3. Describe the flight of the swallow. What is the purpose of its long, swift flight? How are the swallow's wings fitted for carrying the bird swiftly?
4. Describe the form of the beak of the swallow. How does it get its food? What is its food?
5. In what particular locations do you see the swallows darting about? At what time of day do they seem most active?
6. Describe the swallow's legs and feet and explain why they look so different from those of the robin and blackbird.
7. Where do the eave swallows build their nests? Of what material is the outside? The lining? Describe the shape of the nest and how it is supported.
8. How early in the spring do the eave swallows begin to make their nests? Where and by what means do they get the material for nest building? Are there a number of nests usually grouped together?
9. Describe the eave swallow's egg. Where do the parents sit when feeding the young? What is the note of the eave swallow?
10. What are the differences between the barn and the eave swallow in color and shape of tail?
11. Where does the barn swallow place its nest? What is the shape of the nest? Of what material is it made?

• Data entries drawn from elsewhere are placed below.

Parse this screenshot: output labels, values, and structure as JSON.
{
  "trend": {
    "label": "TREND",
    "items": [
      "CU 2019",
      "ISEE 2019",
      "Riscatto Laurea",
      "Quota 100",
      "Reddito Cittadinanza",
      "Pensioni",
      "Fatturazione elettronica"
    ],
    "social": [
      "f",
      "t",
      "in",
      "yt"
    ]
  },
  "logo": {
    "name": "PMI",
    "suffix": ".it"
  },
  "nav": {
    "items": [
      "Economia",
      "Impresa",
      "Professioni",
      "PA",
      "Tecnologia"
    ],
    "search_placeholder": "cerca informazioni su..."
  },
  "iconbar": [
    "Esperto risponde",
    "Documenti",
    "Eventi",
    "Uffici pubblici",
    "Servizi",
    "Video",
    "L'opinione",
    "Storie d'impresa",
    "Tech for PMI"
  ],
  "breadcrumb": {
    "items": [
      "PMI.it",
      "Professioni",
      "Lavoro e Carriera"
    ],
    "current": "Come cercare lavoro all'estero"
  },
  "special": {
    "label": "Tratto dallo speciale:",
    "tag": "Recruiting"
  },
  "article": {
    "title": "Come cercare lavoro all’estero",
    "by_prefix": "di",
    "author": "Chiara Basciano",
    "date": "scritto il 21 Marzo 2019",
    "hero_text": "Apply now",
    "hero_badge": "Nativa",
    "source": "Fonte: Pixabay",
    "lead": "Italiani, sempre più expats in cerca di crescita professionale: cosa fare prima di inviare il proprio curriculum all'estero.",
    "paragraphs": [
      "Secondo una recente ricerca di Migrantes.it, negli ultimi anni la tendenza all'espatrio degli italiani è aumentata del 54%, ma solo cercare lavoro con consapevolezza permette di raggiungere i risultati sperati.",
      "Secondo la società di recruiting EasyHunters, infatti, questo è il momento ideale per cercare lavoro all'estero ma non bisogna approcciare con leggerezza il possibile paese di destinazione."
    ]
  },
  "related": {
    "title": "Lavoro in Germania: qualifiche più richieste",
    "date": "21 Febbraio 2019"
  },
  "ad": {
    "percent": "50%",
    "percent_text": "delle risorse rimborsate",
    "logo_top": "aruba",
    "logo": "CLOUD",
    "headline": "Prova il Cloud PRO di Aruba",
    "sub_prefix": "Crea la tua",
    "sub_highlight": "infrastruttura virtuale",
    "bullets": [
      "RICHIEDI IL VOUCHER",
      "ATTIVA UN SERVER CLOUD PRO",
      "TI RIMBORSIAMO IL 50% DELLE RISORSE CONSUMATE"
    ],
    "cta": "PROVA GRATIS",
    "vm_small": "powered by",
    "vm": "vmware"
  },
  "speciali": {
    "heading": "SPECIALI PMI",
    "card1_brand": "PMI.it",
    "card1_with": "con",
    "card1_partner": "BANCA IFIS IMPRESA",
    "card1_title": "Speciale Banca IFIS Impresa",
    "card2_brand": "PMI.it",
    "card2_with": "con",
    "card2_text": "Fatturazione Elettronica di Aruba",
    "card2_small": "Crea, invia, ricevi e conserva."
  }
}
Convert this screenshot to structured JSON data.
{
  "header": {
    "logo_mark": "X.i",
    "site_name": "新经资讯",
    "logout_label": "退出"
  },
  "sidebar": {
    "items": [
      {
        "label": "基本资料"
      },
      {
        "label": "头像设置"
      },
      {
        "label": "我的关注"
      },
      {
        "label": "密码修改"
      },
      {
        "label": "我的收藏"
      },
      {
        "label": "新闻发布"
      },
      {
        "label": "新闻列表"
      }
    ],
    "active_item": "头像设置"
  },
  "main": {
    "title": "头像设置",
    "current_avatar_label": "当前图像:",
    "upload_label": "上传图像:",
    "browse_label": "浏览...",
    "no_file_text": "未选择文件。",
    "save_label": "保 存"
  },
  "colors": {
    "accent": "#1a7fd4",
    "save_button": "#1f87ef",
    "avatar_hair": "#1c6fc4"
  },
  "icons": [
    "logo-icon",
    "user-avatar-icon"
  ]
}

12. What is the color of the eggs? Describe the feeding of the young and the sounds made by them and their parents. Do both parents work together to build the nest and feed the young?
13. Is there usually more than one nest in the same locality? When the young swallows are large enough to leave the nest, describe how the parents continue to care for them.
14. Have you ever heard the barn swallows sing? Describe their conversational notes.
15. When do the barn swallows migrate and where do they go during the winter? How can you distinguish the barn swallow from the eave swallow?
16. Where do the bank swallows build? What sort of soil do they choose?
17. How does a bank look which is tenanted by these birds?
18. How far do the bank swallows tunnel into the earth? What is the diameter of one of these tunnels? Do they extend straight or do they rise or deflect?
19. With what tools is the tunnel excavated? Where is the nest situated in the tunnel and how is it lined?
20. How can you distinguish this species from the barn and eave and tree swallows? At what time do the bank swallows leave us for migration south?
A tree swallow.
Photo by George Fiske, Jr.
21. Where does the tree swallow make its nest? How does its nest differ from that of the barn, eave, or bank swallow? When does it begin to build?
22. How can we encourage the tree swallow to build near our houses? Why is the tree swallow a much more desirable bird to have in bird houses than the English sparrow?
23. Describe the peculiar migrating habits of the tree swallow. How can you tell this species from the barn, the eave and the bank swallows?
24. Compare the purple martin with the swallows and describe how it differs in size and color.
25. Where did the martins build their nests before America was civilized? Where do they like to nest now? How do the purple martins benefit us and how can we induce them to come to us?
26. Where do the chimney swifts build their nests? Of what materials is the nest made? What is its shape and how is it supported? Where does the chimney swift get its glue for nest building?
27. Describe how the chimney swifts enter their nesting place at night. Where and how do they perch? Describe the shape of the swift's tail and its use to the bird when roosting.
28. On what does the chimney swift feed and how does it procure this food? Describe how its beak is especially fitted for this?
29. How can you distinguish the chimney swift from the swallows? In what respect does the chimney swift resemble the swallows? In what respects does it differ from them?
Supplementary reading—"Chimney Swifts," Familiar Wild Animals, Lottridge; The Chimney Swifts, Washington Irving; Nestlings of Forest and Marsh, Wheelock, p. 191; "The Eave Swallow" and "The Purple Martin" in The Bird Book, Eckstorm; The Second Bird Book, Miller; True Bird Stories, Miller, p. 118; Our Birds and Their Nestlings, p. 155; A Watcher in the Woods, Sharp, p. 163.